Horses and other equine species.
Equine herpesvirus myeloencephalopathy (EHM) is another name for the neurologic disease associated with equine herpesvirus (EHV) infections. Neurological signs appear as a result of damage to blood vessels in the brain and spinal cord associated with EHV infection. Interference with the blood supply leads to tissue damage and a subsequent loss in normal function of areas in the brain and spinal cord.
To date, nine EHVs have been identified worldwide. Three of these—EHV-1, EHV-3, and EHV-4—pose the most serious health risks for domesticated horses and can have significant economic impacts on the US equine industry. EHV-1 and EHV-4 can cause upper respiratory disease, neurological disease, abortions, and/or neonatal death. EHV-3 causes a venereal disease called coital exanthema.
By 2 years of age, almost all horses have been infected with EHV-1. The initial exposure generally occurs in foals from contact with their dams. The virus can then become latent, or inactive, in the horse’s body, setting up a carrier state that is life-long. Horses of any age that are carriers of EHV-1 do not show any external signs of disease when the virus is in a latent form. This is what makes this disease so difficult to diagnose and the reason it is important to make sure horses are monitor closely and any horses that may seem ill stay home. The virus can be reactivated during times of stress, such as strenuous exercise, long-distance transport, exhibition/showing of the animal, or at weaning.
The average incubation period is 4 to 7 days, but with some taking up to 14 days.
The most common way for EHV-1 to spread is by direct horse-to-horse contact. This virus is shed from infected horses via the respiratory tract or through direct or indirect contact with an infected aborted fetus and fetal membranes. Horses may appear to be perfectly healthy yet spread the virus via the secretions from their nostrils.
It is important to realize that EHV-1 can also be spread indirectly through contact with physical objects contaminated with infectious virus.
Examples of such objects include:
- Wipe rags or other grooming equipment
- Feed and water buckets
- People’s hands, clothing or boots
The air around a horse that is shedding the virus can also be contaminated with infectious virus. Although we know that the virus can become airborne, it is difficult to establish the distance the virus can spread in this manner under typical horse management and environmental conditions.
There are many steps you can take to help prevent the spread of EHV-1.
- Stop horse movement if your animals may be infected with EHV-1. This is the most important first step horse owners can take. Horses should neither enter nor leave a premise where EHM has been diagnosed until cleared by the veterinarian.
- Do not allow horses exposed to EHM to have contact with unexposed horses on the premises.
- Isolate sick horses. Horses that have aborted or shown signs of fever, respiratory disease, or neurologic disease should be separated from healthy horses. Ideally, sick horses should be moved into a separate building or paddock on the premises, or be transported to a veterinary hospital with an isolation facility.

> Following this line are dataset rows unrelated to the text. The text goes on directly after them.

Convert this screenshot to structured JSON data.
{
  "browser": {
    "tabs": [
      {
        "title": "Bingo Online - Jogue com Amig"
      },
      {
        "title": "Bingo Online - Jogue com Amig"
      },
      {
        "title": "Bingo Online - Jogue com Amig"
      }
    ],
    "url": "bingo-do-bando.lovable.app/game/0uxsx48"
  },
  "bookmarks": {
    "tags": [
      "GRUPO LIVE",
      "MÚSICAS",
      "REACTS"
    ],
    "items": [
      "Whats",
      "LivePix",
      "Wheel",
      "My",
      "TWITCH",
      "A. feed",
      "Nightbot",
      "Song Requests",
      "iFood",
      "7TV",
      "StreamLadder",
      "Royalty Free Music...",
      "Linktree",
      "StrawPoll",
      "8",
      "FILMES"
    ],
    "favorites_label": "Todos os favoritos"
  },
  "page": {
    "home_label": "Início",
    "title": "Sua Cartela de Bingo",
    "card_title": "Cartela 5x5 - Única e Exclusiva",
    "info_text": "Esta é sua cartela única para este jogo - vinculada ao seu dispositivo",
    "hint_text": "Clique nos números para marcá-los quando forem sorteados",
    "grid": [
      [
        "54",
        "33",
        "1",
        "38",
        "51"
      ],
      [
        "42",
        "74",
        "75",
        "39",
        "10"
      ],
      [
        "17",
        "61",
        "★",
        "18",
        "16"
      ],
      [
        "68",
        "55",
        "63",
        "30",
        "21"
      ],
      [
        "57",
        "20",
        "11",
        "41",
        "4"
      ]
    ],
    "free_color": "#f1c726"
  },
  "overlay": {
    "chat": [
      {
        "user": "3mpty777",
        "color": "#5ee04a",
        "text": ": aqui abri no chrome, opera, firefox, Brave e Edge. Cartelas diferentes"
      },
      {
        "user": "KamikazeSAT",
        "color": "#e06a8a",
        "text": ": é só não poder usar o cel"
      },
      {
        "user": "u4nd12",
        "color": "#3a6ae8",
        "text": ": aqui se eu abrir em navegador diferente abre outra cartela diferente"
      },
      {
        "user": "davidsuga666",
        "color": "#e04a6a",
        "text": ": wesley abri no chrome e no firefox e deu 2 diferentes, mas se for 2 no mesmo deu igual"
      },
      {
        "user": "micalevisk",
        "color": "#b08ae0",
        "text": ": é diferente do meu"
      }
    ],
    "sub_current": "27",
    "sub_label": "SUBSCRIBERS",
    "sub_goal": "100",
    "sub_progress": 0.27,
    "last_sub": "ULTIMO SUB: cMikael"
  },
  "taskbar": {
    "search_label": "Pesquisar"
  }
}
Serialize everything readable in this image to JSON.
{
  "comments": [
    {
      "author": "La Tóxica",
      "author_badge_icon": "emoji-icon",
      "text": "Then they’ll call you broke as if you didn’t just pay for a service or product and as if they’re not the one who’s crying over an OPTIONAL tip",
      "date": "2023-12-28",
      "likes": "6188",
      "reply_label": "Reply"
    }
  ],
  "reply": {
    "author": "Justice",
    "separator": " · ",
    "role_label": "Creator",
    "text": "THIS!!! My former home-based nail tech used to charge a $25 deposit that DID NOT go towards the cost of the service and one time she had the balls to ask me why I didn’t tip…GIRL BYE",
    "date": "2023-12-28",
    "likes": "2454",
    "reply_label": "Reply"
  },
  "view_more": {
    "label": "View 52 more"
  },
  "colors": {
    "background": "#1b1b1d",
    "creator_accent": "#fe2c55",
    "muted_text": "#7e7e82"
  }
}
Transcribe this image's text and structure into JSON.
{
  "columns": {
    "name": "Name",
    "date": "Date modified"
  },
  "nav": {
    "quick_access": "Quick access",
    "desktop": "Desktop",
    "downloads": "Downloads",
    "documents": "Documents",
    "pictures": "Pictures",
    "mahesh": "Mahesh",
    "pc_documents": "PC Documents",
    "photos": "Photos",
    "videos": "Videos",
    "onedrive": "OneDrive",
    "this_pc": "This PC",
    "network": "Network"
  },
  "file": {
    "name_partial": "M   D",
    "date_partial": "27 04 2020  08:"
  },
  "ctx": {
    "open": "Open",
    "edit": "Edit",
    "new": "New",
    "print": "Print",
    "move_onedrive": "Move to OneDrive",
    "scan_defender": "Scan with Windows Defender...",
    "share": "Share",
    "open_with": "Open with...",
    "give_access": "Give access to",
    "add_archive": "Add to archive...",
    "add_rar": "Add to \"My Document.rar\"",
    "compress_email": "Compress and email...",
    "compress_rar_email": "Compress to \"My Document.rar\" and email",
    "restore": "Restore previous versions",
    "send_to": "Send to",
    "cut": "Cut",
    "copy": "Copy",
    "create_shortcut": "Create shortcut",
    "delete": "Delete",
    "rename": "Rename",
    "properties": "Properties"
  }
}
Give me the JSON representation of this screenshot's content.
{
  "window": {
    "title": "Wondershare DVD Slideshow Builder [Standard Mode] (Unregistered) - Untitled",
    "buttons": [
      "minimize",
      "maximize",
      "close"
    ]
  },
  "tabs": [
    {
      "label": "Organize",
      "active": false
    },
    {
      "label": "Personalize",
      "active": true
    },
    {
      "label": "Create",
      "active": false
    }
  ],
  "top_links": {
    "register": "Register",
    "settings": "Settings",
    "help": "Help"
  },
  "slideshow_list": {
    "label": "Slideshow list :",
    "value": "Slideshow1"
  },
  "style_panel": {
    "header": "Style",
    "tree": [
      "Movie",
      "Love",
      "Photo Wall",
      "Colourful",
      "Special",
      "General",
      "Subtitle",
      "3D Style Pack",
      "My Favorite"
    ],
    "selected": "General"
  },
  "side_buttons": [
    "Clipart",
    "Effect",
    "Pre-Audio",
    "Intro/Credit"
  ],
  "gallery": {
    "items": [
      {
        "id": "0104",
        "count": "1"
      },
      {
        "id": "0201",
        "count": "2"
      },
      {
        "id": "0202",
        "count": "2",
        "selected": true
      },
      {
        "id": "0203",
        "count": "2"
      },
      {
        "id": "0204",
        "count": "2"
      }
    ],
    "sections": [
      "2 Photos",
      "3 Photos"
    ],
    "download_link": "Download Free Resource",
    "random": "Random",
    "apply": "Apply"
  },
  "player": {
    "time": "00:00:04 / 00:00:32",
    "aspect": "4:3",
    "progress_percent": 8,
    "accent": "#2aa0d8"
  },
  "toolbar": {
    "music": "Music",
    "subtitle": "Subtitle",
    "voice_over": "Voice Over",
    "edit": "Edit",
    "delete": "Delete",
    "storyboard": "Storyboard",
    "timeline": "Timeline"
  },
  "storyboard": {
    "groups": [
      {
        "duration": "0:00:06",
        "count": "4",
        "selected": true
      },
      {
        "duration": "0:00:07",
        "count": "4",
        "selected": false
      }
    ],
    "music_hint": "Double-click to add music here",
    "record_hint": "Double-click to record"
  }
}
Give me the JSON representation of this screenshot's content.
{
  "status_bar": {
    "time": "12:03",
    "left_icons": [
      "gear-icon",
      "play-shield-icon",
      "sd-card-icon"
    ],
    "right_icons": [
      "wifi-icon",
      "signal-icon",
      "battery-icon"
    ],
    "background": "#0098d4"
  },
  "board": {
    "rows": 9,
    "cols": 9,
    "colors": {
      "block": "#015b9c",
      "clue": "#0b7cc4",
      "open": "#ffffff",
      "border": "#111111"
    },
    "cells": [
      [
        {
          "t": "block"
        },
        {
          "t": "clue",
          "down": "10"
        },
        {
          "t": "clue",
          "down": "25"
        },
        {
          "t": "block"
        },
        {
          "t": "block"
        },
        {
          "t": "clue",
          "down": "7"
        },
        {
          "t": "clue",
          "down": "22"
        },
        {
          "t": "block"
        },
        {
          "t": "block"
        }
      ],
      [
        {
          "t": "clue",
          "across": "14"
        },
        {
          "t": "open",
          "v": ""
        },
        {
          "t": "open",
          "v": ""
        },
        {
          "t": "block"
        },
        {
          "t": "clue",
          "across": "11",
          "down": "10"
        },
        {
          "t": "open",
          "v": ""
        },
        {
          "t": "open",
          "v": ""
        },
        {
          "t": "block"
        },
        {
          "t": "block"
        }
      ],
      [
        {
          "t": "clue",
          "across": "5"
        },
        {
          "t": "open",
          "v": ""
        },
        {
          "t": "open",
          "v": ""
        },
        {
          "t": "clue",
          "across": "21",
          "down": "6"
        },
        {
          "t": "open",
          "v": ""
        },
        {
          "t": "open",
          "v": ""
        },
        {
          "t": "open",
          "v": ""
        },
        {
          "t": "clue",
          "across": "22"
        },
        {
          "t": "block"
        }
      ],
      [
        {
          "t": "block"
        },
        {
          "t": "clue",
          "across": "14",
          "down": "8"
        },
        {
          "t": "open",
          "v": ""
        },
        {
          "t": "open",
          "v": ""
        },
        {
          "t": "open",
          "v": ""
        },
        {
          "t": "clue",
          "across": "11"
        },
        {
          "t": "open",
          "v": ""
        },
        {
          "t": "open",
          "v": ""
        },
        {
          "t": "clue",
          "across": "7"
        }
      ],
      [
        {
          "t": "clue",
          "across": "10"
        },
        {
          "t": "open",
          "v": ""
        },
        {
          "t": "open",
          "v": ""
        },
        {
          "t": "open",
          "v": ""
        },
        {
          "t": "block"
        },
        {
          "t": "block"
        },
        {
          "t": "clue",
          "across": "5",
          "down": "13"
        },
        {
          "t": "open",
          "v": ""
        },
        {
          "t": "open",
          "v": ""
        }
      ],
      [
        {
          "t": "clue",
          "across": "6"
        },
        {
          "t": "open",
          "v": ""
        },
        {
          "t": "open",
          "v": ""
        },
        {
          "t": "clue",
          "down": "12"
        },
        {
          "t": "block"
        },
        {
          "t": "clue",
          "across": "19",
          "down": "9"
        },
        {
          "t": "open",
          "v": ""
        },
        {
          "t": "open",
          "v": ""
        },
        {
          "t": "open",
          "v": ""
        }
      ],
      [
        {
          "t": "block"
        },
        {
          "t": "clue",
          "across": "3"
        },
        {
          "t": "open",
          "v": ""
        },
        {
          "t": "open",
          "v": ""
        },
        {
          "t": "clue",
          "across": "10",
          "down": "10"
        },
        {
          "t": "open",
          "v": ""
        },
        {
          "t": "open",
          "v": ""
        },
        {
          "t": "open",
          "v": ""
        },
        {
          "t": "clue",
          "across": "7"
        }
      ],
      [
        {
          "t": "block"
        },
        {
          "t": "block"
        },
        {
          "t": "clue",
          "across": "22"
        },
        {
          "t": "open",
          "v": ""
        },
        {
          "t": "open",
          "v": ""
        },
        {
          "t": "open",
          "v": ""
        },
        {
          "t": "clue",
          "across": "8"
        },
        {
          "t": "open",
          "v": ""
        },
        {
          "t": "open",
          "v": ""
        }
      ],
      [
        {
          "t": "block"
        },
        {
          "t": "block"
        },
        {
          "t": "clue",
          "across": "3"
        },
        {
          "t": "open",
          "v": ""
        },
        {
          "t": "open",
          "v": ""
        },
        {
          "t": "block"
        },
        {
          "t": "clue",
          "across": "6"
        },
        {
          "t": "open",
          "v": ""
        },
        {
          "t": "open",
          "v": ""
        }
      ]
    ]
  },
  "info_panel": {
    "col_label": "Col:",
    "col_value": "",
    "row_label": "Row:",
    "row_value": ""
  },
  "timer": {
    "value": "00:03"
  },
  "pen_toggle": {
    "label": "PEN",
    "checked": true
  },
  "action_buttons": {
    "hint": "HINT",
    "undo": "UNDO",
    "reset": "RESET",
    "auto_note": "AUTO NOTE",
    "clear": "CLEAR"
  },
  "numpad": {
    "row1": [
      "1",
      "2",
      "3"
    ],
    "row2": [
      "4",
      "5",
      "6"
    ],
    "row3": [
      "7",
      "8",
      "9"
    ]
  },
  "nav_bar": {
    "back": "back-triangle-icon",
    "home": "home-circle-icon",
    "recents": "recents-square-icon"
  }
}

- Do not share equipment among horses on the facility. The virus can be spread from horse to horse via contaminated objects such as water and feed buckets or tack.
- Practice proper biosecurity measures. People can transfer the virus from horse to horse via their hands and clothing. Personnel should wash their hands after handling one horse and before handling another. They should also change their clothes and footwear after working with a sick horse. Optimally, a person who takes care of a sick horse should not work with healthy horses. When this is not practical, healthy horses should be handled first and sick horses last. Wearing gloves and using disinfectant to sanitize footwear can also help minimize the risk of people spreading the virus between animals.